Report the tally of lines featuring the word "工作站编号" in the entries below, without anything else.

[AVAILABLE DATA]

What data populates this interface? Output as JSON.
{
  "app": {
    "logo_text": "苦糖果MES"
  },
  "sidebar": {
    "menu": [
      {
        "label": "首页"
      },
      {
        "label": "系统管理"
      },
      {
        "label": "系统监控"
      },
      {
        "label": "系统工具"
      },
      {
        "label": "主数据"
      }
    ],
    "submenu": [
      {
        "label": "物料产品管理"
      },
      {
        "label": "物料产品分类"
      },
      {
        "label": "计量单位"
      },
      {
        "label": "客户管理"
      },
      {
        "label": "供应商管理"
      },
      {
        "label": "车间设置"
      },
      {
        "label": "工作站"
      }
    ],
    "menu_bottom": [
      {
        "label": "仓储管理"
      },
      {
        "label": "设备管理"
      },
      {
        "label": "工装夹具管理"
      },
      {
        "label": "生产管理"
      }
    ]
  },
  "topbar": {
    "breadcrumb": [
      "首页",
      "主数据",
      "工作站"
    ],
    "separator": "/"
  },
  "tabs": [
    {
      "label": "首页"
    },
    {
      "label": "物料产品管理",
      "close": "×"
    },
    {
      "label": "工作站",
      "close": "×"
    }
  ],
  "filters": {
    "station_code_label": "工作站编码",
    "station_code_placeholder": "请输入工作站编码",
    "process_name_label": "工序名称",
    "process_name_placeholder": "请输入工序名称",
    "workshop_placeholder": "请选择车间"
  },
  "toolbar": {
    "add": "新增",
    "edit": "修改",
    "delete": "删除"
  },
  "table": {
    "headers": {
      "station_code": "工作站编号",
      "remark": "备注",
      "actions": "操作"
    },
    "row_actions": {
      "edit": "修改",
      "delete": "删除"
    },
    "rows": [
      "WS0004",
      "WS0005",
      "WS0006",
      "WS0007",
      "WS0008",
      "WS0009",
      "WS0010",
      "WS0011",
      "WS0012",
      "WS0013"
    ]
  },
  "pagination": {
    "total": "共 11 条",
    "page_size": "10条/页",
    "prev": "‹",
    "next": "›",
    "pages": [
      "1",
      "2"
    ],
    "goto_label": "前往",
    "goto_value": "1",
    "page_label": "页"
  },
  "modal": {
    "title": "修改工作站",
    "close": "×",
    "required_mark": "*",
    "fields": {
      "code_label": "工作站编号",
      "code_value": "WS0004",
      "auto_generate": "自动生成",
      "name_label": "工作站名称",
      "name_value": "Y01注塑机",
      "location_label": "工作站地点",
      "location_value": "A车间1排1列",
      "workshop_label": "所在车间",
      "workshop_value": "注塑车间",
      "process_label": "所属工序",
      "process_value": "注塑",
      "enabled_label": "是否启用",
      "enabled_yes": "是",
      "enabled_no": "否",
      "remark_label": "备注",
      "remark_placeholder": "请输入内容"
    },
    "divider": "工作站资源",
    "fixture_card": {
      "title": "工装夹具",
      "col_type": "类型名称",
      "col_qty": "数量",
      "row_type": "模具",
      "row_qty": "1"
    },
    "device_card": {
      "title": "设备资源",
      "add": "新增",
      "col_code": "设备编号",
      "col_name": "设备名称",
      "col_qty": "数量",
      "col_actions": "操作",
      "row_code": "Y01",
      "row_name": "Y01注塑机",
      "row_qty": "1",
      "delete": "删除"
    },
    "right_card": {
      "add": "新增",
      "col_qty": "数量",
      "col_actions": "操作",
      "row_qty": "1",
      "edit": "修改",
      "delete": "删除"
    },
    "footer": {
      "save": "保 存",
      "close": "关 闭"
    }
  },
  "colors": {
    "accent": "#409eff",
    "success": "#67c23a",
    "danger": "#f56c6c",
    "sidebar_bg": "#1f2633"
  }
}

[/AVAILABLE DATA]

_RESULT BELOW_. 2